What we still don’t know
I used to think that science was about discovery, about adding certainty to what we know about the Universe. Discoveries happen, of course, but I’ve learned that the really exciting stuff happens not when we expand our knowledge, but our ignorance; progress is measured in the number of unanswered questions we have. After all, any good result raises more of those than it answers.
I have this in mind because today is the 5th anniversary of the launch of Galaxy Zoo, and it’s tempting to write about how we – with your help – have magnificently fulfilled the vision we had back in 2007. After all, in that first story on the BBC news website; a youthful version of me chirps that “We hope that participants in Galaxy Zoo will not only contribute to science, but have a lot of fun along the way”. Science? Check. Fun? Check..
But did we really understand what we were getting into? Certainly not. We’ve rehearsed before the story that we didn’t understand the size of the response we would get, nor the undimmed enthusiasm for sharing in exploring the Universe that still motivates volunteers today. But on launch, we didn’t realize we needed this blog to explain what we were doing with the clicks, nor the forum; which (thanks to the efforts of Alice Sheppard and team) has played such an important role in defining Galaxy Zoo. We didn’t realize that detailed classifications, of bars and three-armed spirals, of bulgeless disks and merging galaxies, were possible, nor that thanks to the Hubble Space Telescope we’d end up exploring the distant Universe, peering at blue blobby galaxies in a mixture of interest, awe and frustration.
We didn’t realize that spontaneous discovery, serendipitous exploration of the cosmos would come to provide some of the most entertaining and scientifically valuable results from the project. From the Voorwerp, to the recent Hubble images of the Voorwerpjes; (another hit my inbox this morning – watch this space) through to the Peas which are now attracting rather a lot of attention). On a personal note, on that July morning in 2007 I didn’t know most of the people who would lead this scientific return – Kevin, of course, was still recovering from classifying 50,000 galaxies himself, and Kate Land and Anze Slosar provided sterling support, but Steven Bamford and Karen Masters in particular had yet to step forward into their leading roles. Much of this science will be celebrated at a one day meeting at the Royal Astronomical Society next year on ‘Galaxy Morphology in the era of large surveys’ – mark your diaries for May 10th! The most exciting work to be presented at that meeting probably doesn’t exist yet – I suspect we’ll still be puzzling over exactly what bars do to galaxies (or vice versa), and arguing about exactly how black holes grow, but all we have at the moment is an ever-growing pile of questions. Which is, of course, exactly as it should be.

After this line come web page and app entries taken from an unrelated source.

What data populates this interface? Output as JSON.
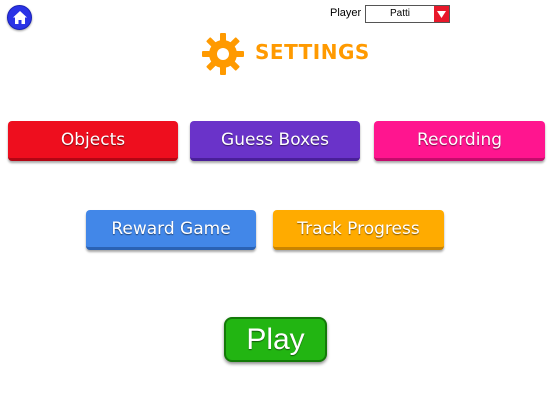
{
  "header": {
    "home_icon": "home-icon",
    "player_label": "Player",
    "player_value": "Patti",
    "title": "SETTINGS",
    "title_icon": "gear-icon",
    "title_color": "#ff9a00"
  },
  "buttons": {
    "objects": "Objects",
    "guess_boxes": "Guess Boxes",
    "recording": "Recording",
    "reward_game": "Reward Game",
    "track_progress": "Track Progress",
    "play": "Play"
  },
  "colors": {
    "objects": "#ee0e1e",
    "guess_boxes": "#6a33c9",
    "recording": "#ff158f",
    "reward_game": "#4287e8",
    "track_progress": "#ffab00",
    "play": "#22b512",
    "home": "#2a33e6"
  }
}
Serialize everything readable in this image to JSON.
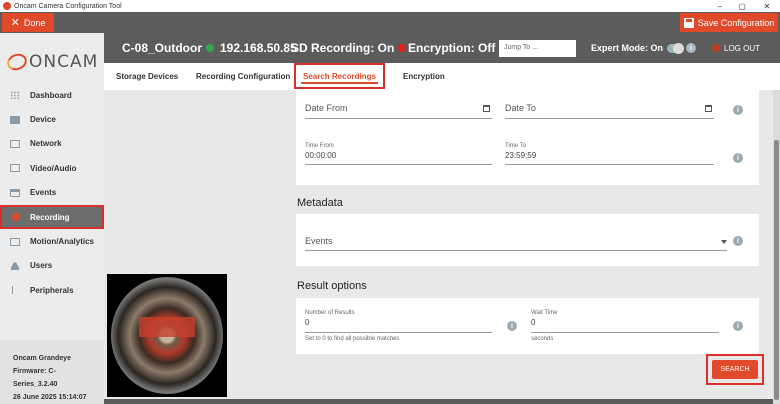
{
  "window": {
    "title": "Oncam Camera Configuration Tool",
    "controls": [
      "–",
      "▢",
      "✕"
    ]
  },
  "toolbar": {
    "done_label": "Done",
    "save_label": "Save Configuration",
    "accent_color": "#e04a2a"
  },
  "logo": {
    "text": "ONCAM"
  },
  "sidebar": {
    "items": [
      {
        "label": "Dashboard",
        "icon": "grid-icon",
        "active": false
      },
      {
        "label": "Device",
        "icon": "camera-icon",
        "active": false
      },
      {
        "label": "Network",
        "icon": "network-icon",
        "active": false
      },
      {
        "label": "Video/Audio",
        "icon": "video-icon",
        "active": false
      },
      {
        "label": "Events",
        "icon": "calendar-icon",
        "active": false
      },
      {
        "label": "Recording",
        "icon": "record-dot-icon",
        "active": true
      },
      {
        "label": "Motion/Analytics",
        "icon": "motion-icon",
        "active": false
      },
      {
        "label": "Users",
        "icon": "user-icon",
        "active": false
      },
      {
        "label": "Peripherals",
        "icon": "usb-icon",
        "active": false
      }
    ],
    "device_info": {
      "model": "Oncam Grandeye",
      "firmware_line1": "Firmware: C-",
      "firmware_line2": "Series_3.2.40",
      "datetime": "26 June 2025 15:14:07"
    }
  },
  "header": {
    "camera_name": "C-08_Outdoor",
    "camera_status_color": "#2fa84f",
    "ip": "192.168.50.85",
    "sd_recording": "SD Recording: On",
    "sd_status_color": "#e02020",
    "encryption": "Encryption: Off",
    "encryption_status_color": "#ffffff",
    "jump_placeholder": "Jump To ...",
    "expert_mode": "Expert Mode: On",
    "logout": "LOG OUT"
  },
  "tabs": [
    {
      "label": "Storage Devices",
      "active": false
    },
    {
      "label": "Recording Configuration",
      "active": false
    },
    {
      "label": "Search Recordings",
      "active": true
    },
    {
      "label": "Encryption",
      "active": false
    }
  ],
  "search": {
    "date_from": "Date From",
    "date_to": "Date To",
    "time_from_label": "Time From",
    "time_from_value": "00:00:00",
    "time_to_label": "Time To",
    "time_to_value": "23:59:59"
  },
  "metadata": {
    "title": "Metadata",
    "events_placeholder": "Events"
  },
  "result_options": {
    "title": "Result options",
    "num_results_label": "Number of Results",
    "num_results_value": "0",
    "num_results_help": "Set to 0 to find all possible matches",
    "wait_time_label": "Wait Time",
    "wait_time_value": "0",
    "wait_time_help": "seconds",
    "search_button": "SEARCH"
  }
}
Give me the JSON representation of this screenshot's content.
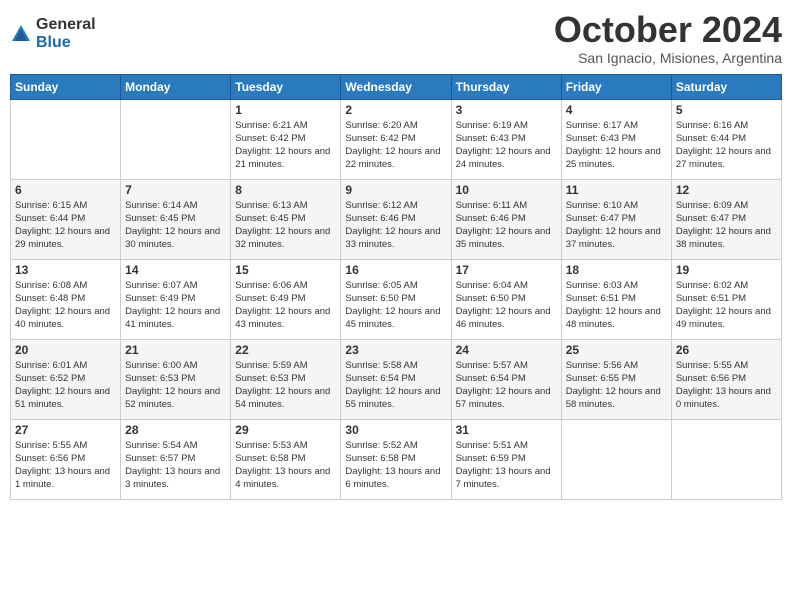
{
  "logo": {
    "general": "General",
    "blue": "Blue"
  },
  "title": "October 2024",
  "subtitle": "San Ignacio, Misiones, Argentina",
  "headers": [
    "Sunday",
    "Monday",
    "Tuesday",
    "Wednesday",
    "Thursday",
    "Friday",
    "Saturday"
  ],
  "weeks": [
    [
      {
        "day": "",
        "info": ""
      },
      {
        "day": "",
        "info": ""
      },
      {
        "day": "1",
        "info": "Sunrise: 6:21 AM\nSunset: 6:42 PM\nDaylight: 12 hours and 21 minutes."
      },
      {
        "day": "2",
        "info": "Sunrise: 6:20 AM\nSunset: 6:42 PM\nDaylight: 12 hours and 22 minutes."
      },
      {
        "day": "3",
        "info": "Sunrise: 6:19 AM\nSunset: 6:43 PM\nDaylight: 12 hours and 24 minutes."
      },
      {
        "day": "4",
        "info": "Sunrise: 6:17 AM\nSunset: 6:43 PM\nDaylight: 12 hours and 25 minutes."
      },
      {
        "day": "5",
        "info": "Sunrise: 6:16 AM\nSunset: 6:44 PM\nDaylight: 12 hours and 27 minutes."
      }
    ],
    [
      {
        "day": "6",
        "info": "Sunrise: 6:15 AM\nSunset: 6:44 PM\nDaylight: 12 hours and 29 minutes."
      },
      {
        "day": "7",
        "info": "Sunrise: 6:14 AM\nSunset: 6:45 PM\nDaylight: 12 hours and 30 minutes."
      },
      {
        "day": "8",
        "info": "Sunrise: 6:13 AM\nSunset: 6:45 PM\nDaylight: 12 hours and 32 minutes."
      },
      {
        "day": "9",
        "info": "Sunrise: 6:12 AM\nSunset: 6:46 PM\nDaylight: 12 hours and 33 minutes."
      },
      {
        "day": "10",
        "info": "Sunrise: 6:11 AM\nSunset: 6:46 PM\nDaylight: 12 hours and 35 minutes."
      },
      {
        "day": "11",
        "info": "Sunrise: 6:10 AM\nSunset: 6:47 PM\nDaylight: 12 hours and 37 minutes."
      },
      {
        "day": "12",
        "info": "Sunrise: 6:09 AM\nSunset: 6:47 PM\nDaylight: 12 hours and 38 minutes."
      }
    ],
    [
      {
        "day": "13",
        "info": "Sunrise: 6:08 AM\nSunset: 6:48 PM\nDaylight: 12 hours and 40 minutes."
      },
      {
        "day": "14",
        "info": "Sunrise: 6:07 AM\nSunset: 6:49 PM\nDaylight: 12 hours and 41 minutes."
      },
      {
        "day": "15",
        "info": "Sunrise: 6:06 AM\nSunset: 6:49 PM\nDaylight: 12 hours and 43 minutes."
      },
      {
        "day": "16",
        "info": "Sunrise: 6:05 AM\nSunset: 6:50 PM\nDaylight: 12 hours and 45 minutes."
      },
      {
        "day": "17",
        "info": "Sunrise: 6:04 AM\nSunset: 6:50 PM\nDaylight: 12 hours and 46 minutes."
      },
      {
        "day": "18",
        "info": "Sunrise: 6:03 AM\nSunset: 6:51 PM\nDaylight: 12 hours and 48 minutes."
      },
      {
        "day": "19",
        "info": "Sunrise: 6:02 AM\nSunset: 6:51 PM\nDaylight: 12 hours and 49 minutes."
      }
    ],
    [
      {
        "day": "20",
        "info": "Sunrise: 6:01 AM\nSunset: 6:52 PM\nDaylight: 12 hours and 51 minutes."
      },
      {
        "day": "21",
        "info": "Sunrise: 6:00 AM\nSunset: 6:53 PM\nDaylight: 12 hours and 52 minutes."
      },
      {
        "day": "22",
        "info": "Sunrise: 5:59 AM\nSunset: 6:53 PM\nDaylight: 12 hours and 54 minutes."
      },
      {
        "day": "23",
        "info": "Sunrise: 5:58 AM\nSunset: 6:54 PM\nDaylight: 12 hours and 55 minutes."
      },
      {
        "day": "24",
        "info": "Sunrise: 5:57 AM\nSunset: 6:54 PM\nDaylight: 12 hours and 57 minutes."
      },
      {
        "day": "25",
        "info": "Sunrise: 5:56 AM\nSunset: 6:55 PM\nDaylight: 12 hours and 58 minutes."
      },
      {
        "day": "26",
        "info": "Sunrise: 5:55 AM\nSunset: 6:56 PM\nDaylight: 13 hours and 0 minutes."
      }
    ],
    [
      {
        "day": "27",
        "info": "Sunrise: 5:55 AM\nSunset: 6:56 PM\nDaylight: 13 hours and 1 minute."
      },
      {
        "day": "28",
        "info": "Sunrise: 5:54 AM\nSunset: 6:57 PM\nDaylight: 13 hours and 3 minutes."
      },
      {
        "day": "29",
        "info": "Sunrise: 5:53 AM\nSunset: 6:58 PM\nDaylight: 13 hours and 4 minutes."
      },
      {
        "day": "30",
        "info": "Sunrise: 5:52 AM\nSunset: 6:58 PM\nDaylight: 13 hours and 6 minutes."
      },
      {
        "day": "31",
        "info": "Sunrise: 5:51 AM\nSunset: 6:59 PM\nDaylight: 13 hours and 7 minutes."
      },
      {
        "day": "",
        "info": ""
      },
      {
        "day": "",
        "info": ""
      }
    ]
  ]
}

We also didn’t know what we didn’t know when it came to development. The original site worked brilliantly, thanks to the efforts of Phil Murray; and Dan Andreescu, but probably the biggest change over the last few years has been the arrival of Arfon Smith and his merry band of developers. That, of course, has spawned a whole new Zooniverse, which has sent us hunting for supernovae, planets, looking for bubbles and even listening to whales. In that manic expansion, Galaxy Zoo has occasionally been left behind, but I’m pleased to say that a new site is on the way. By the middle of August, a brand new site will be serving up images of new galaxies, both from the deep CANDELS survey and, returning to our roots, from the latest data release of the Sloan Digital Sky Survey. We do need to have a few more clicks on the existing site, though, so anyone who classifies in the next two weeks on Galaxy Zoo will be rewarded with early access to the new site (whether or not you’re still reading at this point).
So much for the next few weeks. What of the next few years? I could tell you that as Galaxy Zoo has established citizen science as a standard way of doing astronomy, you’ll see many more projects from us exploring pretty much every aspect of the Universe. I could tell you that I suspect that live interaction with data fresh from the telescope; is going to be increasingly important as the amount of data available to astronomers reaches at least 120 terabytes by the end of the decade. I could spend hundreds or thousands of words convincing you that advanced tools are key, that we’re going to need many more people to follow the lead of the denziens of the forum and get deeply involved in the science that lies beyond clicking. And I could tell you of our determination to finally crack a means of getting Galaxy Zoo firmly into the classroom, but the truth is anything could happen. And that’s just the way we like it.
P.S. To anyone who has taken part in the last 5 years – thanks a million. Now go and get classifying.